• AIM OF THE EXERCISE: Using the entries that follow, state how many lines contain the word "page". The response is that number and nothing more.

-------- TASK DATA

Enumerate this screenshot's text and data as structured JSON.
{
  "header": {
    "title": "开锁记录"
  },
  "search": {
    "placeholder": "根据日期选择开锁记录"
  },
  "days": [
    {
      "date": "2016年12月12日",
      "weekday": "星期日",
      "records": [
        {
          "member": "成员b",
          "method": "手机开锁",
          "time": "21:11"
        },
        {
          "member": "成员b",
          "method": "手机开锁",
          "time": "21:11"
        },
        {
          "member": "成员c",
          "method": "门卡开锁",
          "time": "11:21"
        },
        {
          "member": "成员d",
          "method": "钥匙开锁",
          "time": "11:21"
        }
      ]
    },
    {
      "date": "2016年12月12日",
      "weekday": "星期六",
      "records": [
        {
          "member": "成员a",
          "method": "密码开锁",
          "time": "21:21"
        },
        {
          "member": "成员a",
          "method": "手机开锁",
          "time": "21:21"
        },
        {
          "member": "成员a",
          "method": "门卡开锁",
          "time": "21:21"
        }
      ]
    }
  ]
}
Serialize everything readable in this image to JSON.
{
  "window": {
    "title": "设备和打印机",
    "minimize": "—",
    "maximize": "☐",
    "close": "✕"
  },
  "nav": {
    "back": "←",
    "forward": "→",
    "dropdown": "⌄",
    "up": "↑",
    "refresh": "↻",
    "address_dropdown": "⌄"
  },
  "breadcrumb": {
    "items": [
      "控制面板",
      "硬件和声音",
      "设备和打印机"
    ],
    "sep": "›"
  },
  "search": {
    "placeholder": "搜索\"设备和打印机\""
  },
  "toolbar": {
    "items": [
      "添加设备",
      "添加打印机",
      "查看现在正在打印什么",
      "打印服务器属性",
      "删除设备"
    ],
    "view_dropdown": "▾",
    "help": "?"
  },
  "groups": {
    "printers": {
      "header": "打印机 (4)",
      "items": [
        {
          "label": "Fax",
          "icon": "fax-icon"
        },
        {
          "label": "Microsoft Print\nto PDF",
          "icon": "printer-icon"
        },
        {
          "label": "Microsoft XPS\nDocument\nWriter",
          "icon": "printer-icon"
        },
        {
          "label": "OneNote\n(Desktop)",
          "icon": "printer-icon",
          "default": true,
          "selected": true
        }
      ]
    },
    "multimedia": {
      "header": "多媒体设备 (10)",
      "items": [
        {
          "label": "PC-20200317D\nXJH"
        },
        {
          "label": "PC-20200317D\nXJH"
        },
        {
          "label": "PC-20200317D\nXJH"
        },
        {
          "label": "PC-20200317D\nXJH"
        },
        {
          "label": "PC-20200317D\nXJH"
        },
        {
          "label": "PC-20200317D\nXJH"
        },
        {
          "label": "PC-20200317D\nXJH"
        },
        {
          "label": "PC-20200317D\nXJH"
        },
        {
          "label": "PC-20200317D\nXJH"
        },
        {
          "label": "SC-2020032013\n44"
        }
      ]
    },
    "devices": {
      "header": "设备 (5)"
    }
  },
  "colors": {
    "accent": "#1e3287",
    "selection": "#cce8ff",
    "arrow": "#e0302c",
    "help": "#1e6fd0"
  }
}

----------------
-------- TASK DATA

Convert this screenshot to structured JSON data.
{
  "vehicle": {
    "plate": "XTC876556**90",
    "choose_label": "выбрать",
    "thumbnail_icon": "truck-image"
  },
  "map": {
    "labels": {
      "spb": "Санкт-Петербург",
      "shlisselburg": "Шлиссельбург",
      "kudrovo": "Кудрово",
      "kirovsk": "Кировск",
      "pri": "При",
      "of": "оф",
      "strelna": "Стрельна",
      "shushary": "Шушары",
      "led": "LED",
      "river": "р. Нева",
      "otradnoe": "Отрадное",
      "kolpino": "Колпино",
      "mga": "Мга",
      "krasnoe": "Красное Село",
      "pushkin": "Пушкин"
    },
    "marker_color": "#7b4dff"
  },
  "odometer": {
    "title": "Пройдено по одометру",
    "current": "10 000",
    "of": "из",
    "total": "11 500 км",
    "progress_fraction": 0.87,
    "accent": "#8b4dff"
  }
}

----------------
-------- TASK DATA

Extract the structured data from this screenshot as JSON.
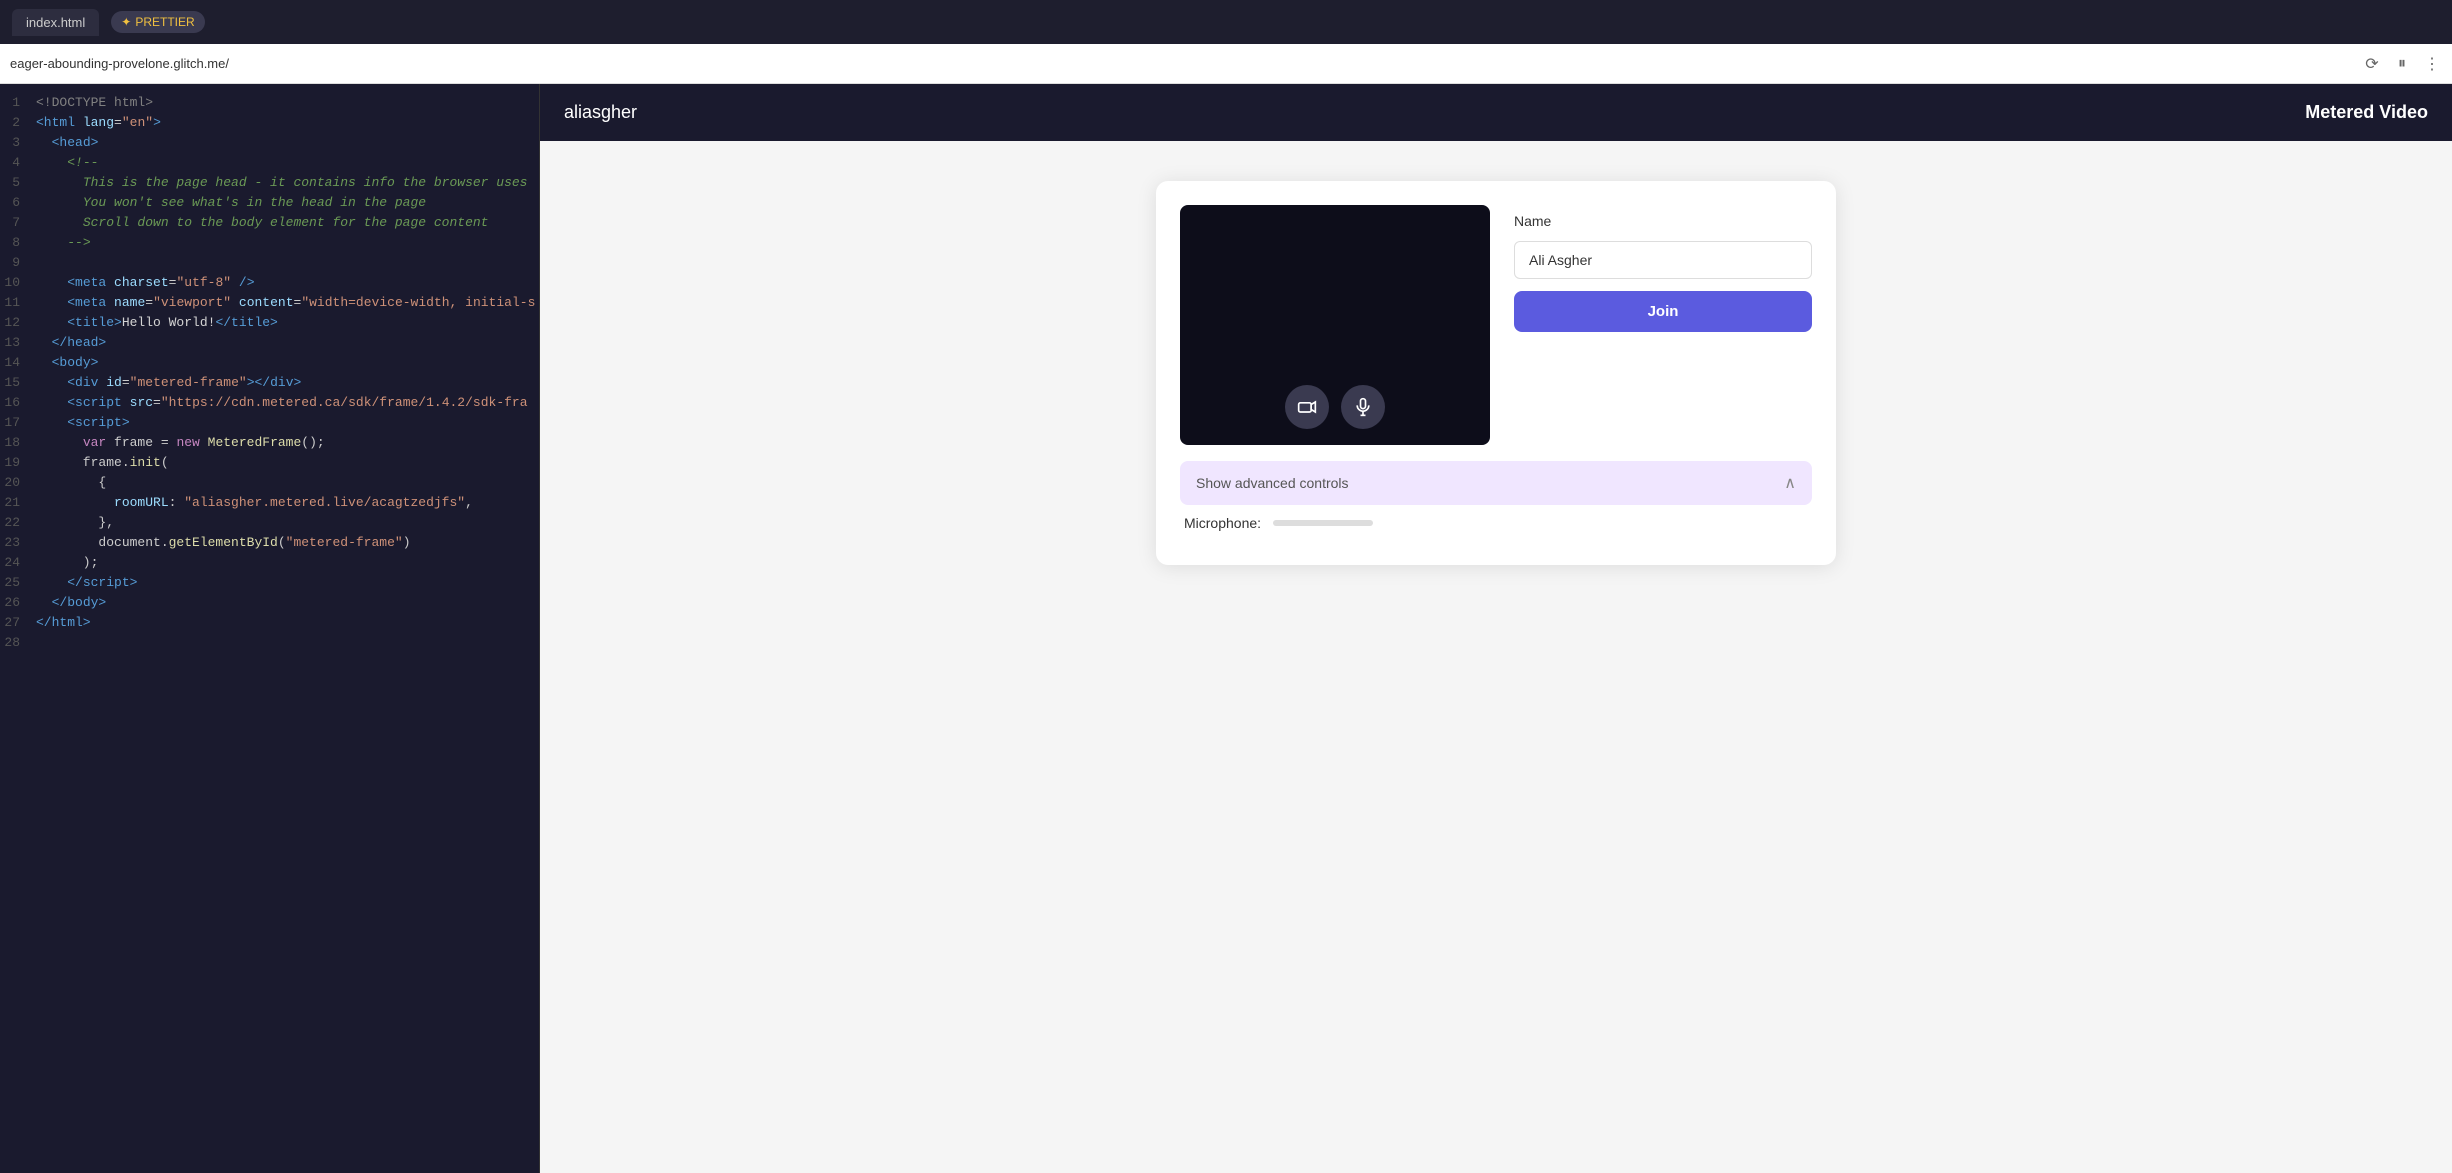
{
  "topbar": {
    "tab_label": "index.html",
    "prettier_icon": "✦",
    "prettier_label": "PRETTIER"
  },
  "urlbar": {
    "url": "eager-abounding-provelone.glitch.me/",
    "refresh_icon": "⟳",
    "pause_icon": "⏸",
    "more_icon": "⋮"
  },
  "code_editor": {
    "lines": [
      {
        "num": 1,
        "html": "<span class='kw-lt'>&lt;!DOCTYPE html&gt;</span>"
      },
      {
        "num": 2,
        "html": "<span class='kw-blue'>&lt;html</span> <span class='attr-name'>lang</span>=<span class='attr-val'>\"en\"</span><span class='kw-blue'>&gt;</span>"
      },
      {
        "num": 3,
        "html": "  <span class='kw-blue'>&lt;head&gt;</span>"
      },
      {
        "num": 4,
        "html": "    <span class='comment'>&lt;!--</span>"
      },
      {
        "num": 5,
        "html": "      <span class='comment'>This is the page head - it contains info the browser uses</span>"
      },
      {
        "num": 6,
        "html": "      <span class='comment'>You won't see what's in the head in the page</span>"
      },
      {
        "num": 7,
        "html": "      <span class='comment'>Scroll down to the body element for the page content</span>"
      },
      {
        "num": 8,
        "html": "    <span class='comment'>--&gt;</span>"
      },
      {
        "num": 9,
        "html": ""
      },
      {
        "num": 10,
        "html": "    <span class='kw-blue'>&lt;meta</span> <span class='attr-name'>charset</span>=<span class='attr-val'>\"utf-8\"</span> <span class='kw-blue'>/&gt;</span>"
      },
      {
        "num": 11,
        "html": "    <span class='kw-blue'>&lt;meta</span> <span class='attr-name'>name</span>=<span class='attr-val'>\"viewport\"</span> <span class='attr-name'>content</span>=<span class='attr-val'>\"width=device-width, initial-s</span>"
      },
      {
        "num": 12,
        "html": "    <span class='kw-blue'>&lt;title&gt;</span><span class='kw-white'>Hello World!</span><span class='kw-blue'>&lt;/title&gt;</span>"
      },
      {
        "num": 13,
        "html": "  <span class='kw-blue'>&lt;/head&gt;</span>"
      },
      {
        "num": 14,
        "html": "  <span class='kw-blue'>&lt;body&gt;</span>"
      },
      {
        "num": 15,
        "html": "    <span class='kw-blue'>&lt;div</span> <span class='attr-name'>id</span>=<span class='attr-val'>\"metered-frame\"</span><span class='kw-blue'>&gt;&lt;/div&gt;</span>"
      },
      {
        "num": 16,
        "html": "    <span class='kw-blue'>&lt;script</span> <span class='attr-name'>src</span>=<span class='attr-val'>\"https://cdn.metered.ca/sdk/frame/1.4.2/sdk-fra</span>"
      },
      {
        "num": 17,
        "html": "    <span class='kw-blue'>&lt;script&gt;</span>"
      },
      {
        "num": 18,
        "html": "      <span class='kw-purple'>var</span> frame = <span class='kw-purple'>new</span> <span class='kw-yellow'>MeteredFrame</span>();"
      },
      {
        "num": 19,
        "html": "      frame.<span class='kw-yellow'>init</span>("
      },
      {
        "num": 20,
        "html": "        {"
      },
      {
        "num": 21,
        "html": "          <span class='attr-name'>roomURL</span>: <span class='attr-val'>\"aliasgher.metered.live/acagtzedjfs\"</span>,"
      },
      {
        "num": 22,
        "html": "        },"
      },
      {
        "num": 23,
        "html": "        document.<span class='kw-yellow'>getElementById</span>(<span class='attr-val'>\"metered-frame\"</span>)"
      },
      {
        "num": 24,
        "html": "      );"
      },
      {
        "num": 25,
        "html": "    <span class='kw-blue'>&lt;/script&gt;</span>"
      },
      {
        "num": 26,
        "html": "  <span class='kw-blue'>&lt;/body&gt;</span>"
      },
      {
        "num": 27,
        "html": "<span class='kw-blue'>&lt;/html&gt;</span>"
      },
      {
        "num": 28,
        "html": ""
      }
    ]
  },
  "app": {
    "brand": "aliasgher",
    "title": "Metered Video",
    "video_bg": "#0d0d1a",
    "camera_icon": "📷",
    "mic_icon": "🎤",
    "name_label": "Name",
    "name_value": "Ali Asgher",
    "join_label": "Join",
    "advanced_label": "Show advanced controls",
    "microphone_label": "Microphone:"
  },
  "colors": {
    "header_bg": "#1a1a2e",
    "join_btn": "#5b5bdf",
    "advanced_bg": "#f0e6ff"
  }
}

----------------

• ANSWER BOX: 3